May You Live In Interesting Times: The Art Biennale in Venice
The 58th International Art Exhibition, titled May You Live In Interesting Times, takes place from 11th May to 24th November 2019 in Venice.
The 58th International Art Exhibition, titled May You Live In Interesting Times, takes place from 11th May to 24th November 2019. The title is a phrase of English invention that has long been mistakenly cited as an ancient Chinese curse that invokes periods of uncertainty, crisis and turmoil; "interesting times", exactly as the ones we live in today.
The 58th Exhibition is curated by Ralph Rugoff, currently the director of the Hayward Gallery in London. Between 1985 and 2002 he wrote art and cultural criticism for numerous periodicals, publishing widely in art magazines as well as newspapers, and published a collection of essays, Circus Americanus (1995). During the same period he began working as an independent curator.
The Awards Ceremony of the 58th International Art Exhibition took place today, 11th May 2019, at Ca’ Giustinian, Venice. Upon recommendation of the Curator of the 58th Exhibition Ralph Rugoff, the board of La Biennale di Venezia, chaired by Paolo Baratta, also awarded the Golden Lion for Lifetime Achievement to Jimmie Durham (USA).
«The title of this Exhibition could be interpreted as a sort of curse – stated President Paolo Baratta - where the expression “interesting times” evokes the idea of challenging or even “menacing” times, but it could also simply be an invitation to always see and consider the course of human events in their complexity, an invitation, thus, that appears to be particularly important in times when, too often, oversimplification seems to prevail, generated by conformism or fear. And I believe that an exhibition of art is worth our attention, first and foremost, if it intends to present us with art and artists as a decisive challenge to all oversimplifying attitudes.»
Ralph Rugoff has declared: «May You Live in Interesting Times will no doubt include artworks that reflect upon precarious aspects of existence today, including different threats to key traditions, institutions and relationships of the “post-war order.” But let us acknowledge at the outset that art does not exercise its forces in the domain of politics. Art cannot stem the rise of nationalist movements and authoritarian governments in different parts of the world, for instance, nor can it alleviate the tragic fate of displaced peoples across the globe (whose numbers now represent almost one percent of the world’s entire population).»
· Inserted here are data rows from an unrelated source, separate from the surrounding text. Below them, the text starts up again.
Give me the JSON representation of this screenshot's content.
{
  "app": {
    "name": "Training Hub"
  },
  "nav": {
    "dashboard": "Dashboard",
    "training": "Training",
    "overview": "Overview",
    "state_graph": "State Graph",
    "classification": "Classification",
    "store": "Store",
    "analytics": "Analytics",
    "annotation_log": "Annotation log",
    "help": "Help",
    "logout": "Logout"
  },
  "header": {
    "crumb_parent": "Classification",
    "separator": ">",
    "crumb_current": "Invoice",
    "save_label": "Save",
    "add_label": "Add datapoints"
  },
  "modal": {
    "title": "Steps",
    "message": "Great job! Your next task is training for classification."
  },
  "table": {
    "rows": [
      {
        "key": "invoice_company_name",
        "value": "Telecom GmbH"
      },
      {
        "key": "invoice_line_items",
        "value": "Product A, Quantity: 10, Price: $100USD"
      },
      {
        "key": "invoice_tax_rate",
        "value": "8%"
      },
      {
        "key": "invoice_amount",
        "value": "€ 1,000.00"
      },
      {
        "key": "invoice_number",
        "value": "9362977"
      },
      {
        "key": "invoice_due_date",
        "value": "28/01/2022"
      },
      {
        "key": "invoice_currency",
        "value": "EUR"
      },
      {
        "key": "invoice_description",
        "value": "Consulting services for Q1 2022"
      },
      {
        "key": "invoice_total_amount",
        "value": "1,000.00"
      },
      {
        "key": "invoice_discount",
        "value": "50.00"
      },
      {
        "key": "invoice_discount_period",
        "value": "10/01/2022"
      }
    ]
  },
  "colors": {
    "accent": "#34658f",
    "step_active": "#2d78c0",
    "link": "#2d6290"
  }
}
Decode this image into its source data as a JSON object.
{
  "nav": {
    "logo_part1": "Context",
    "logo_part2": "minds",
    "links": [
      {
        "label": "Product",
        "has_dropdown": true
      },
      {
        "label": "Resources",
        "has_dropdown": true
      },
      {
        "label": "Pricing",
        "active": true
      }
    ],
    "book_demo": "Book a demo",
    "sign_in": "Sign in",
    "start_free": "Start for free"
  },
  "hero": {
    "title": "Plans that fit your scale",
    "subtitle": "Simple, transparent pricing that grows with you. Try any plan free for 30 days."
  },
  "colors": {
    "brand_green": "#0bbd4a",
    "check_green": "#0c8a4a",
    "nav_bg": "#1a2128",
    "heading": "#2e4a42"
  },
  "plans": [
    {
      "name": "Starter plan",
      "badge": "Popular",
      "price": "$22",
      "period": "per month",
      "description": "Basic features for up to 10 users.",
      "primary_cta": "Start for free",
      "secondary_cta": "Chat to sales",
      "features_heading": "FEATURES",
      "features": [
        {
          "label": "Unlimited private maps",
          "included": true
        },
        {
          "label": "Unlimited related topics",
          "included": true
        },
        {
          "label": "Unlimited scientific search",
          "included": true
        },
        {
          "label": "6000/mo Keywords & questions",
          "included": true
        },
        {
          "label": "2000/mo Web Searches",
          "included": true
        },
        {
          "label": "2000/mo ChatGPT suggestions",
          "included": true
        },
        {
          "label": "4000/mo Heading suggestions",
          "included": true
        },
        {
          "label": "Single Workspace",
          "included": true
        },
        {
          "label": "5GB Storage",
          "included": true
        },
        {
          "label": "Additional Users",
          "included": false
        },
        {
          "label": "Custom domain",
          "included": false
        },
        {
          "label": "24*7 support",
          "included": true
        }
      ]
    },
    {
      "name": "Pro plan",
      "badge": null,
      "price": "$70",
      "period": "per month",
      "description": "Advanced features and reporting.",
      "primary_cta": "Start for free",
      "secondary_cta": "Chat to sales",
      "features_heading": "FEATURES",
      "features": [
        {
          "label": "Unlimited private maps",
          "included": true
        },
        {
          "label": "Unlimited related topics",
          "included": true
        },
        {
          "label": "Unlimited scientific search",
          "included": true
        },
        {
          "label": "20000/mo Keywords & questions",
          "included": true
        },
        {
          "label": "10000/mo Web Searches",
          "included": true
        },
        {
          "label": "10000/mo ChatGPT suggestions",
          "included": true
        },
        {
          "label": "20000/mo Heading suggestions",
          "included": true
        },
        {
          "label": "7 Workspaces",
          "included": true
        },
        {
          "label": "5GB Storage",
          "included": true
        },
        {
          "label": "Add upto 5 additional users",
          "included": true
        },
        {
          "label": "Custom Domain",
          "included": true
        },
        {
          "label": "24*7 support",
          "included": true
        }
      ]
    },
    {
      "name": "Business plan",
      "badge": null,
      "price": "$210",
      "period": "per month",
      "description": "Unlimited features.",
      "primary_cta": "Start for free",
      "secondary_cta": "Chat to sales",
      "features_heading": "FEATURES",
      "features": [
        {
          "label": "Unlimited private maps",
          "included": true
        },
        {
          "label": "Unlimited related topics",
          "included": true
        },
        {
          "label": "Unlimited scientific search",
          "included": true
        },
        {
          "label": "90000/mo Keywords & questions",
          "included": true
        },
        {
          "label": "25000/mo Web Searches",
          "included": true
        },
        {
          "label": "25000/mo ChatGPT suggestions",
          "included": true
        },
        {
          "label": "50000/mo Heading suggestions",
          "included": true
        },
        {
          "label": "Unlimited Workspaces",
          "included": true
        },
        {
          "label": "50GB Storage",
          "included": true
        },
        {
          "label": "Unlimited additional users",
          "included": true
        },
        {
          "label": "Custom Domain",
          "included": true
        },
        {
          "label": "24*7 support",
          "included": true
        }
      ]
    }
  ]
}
The Exhibition develops from the Central Pavilion (Giardini) to the Arsenale and includes 79 participants from all over the world.